ACTIVITY: Give an exact copy of the data that follows.

DATA EXCERPTS:
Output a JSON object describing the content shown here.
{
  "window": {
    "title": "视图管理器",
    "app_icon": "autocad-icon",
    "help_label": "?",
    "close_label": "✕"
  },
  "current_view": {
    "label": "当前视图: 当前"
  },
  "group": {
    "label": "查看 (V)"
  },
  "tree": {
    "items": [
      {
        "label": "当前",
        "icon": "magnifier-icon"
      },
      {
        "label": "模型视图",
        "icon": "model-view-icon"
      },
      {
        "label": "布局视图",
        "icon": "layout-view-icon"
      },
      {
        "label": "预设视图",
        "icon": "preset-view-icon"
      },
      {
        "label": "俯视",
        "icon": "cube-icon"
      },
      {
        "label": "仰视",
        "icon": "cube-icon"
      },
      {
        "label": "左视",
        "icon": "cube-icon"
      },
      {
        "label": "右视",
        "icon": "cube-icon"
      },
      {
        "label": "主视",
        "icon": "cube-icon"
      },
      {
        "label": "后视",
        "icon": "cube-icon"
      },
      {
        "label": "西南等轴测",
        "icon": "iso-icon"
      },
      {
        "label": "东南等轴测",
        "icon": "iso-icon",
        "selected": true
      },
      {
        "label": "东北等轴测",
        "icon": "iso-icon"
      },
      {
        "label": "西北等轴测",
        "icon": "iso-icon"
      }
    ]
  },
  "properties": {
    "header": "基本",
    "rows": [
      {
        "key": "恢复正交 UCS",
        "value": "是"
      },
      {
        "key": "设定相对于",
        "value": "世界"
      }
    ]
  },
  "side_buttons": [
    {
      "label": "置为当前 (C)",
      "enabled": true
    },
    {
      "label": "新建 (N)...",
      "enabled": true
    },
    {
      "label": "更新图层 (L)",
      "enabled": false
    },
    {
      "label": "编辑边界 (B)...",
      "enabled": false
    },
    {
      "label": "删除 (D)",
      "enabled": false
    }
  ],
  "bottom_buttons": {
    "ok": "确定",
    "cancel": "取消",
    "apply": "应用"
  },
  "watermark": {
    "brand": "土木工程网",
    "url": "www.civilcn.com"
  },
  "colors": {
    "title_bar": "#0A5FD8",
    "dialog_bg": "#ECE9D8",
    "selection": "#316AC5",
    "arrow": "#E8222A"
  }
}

TASK ANSWER:
Output a JSON object describing the content shown here.
{
  "window": {
    "title": "视图管理器",
    "app_icon": "autocad-icon",
    "help_label": "?",
    "close_label": "✕"
  },
  "current_view": {
    "label": "当前视图: 当前"
  },
  "group": {
    "label": "查看 (V)"
  },
  "tree": {
    "items": [
      {
        "label": "当前",
        "icon": "magnifier-icon"
      },
      {
        "label": "模型视图",
        "icon": "model-view-icon"
      },
      {
        "label": "布局视图",
        "icon": "layout-view-icon"
      },
      {
        "label": "预设视图",
        "icon": "preset-view-icon"
      },
      {
        "label": "俯视",
        "icon": "cube-icon"
      },
      {
        "label": "仰视",
        "icon": "cube-icon"
      },
      {
        "label": "左视",
        "icon": "cube-icon"
      },
      {
        "label": "右视",
        "icon": "cube-icon"
      },
      {
        "label": "主视",
        "icon": "cube-icon"
      },
      {
        "label": "后视",
        "icon": "cube-icon"
      },
      {
        "label": "西南等轴测",
        "icon": "iso-icon"
      },
      {
        "label": "东南等轴测",
        "icon": "iso-icon",
        "selected": true
      },
      {
        "label": "东北等轴测",
        "icon": "iso-icon"
      },
      {
        "label": "西北等轴测",
        "icon": "iso-icon"
      }
    ]
  },
  "properties": {
    "header": "基本",
    "rows": [
      {
        "key": "恢复正交 UCS",
        "value": "是"
      },
      {
        "key": "设定相对于",
        "value": "世界"
      }
    ]
  },
  "side_buttons": [
    {
      "label": "置为当前 (C)",
      "enabled": true
    },
    {
      "label": "新建 (N)...",
      "enabled": true
    },
    {
      "label": "更新图层 (L)",
      "enabled": false
    },
    {
      "label": "编辑边界 (B)...",
      "enabled": false
    },
    {
      "label": "删除 (D)",
      "enabled": false
    }
  ],
  "bottom_buttons": {
    "ok": "确定",
    "cancel": "取消",
    "apply": "应用"
  },
  "watermark": {
    "brand": "土木工程网",
    "url": "www.civilcn.com"
  },
  "colors": {
    "title_bar": "#0A5FD8",
    "dialog_bg": "#ECE9D8",
    "selection": "#316AC5",
    "arrow": "#E8222A"
  }
}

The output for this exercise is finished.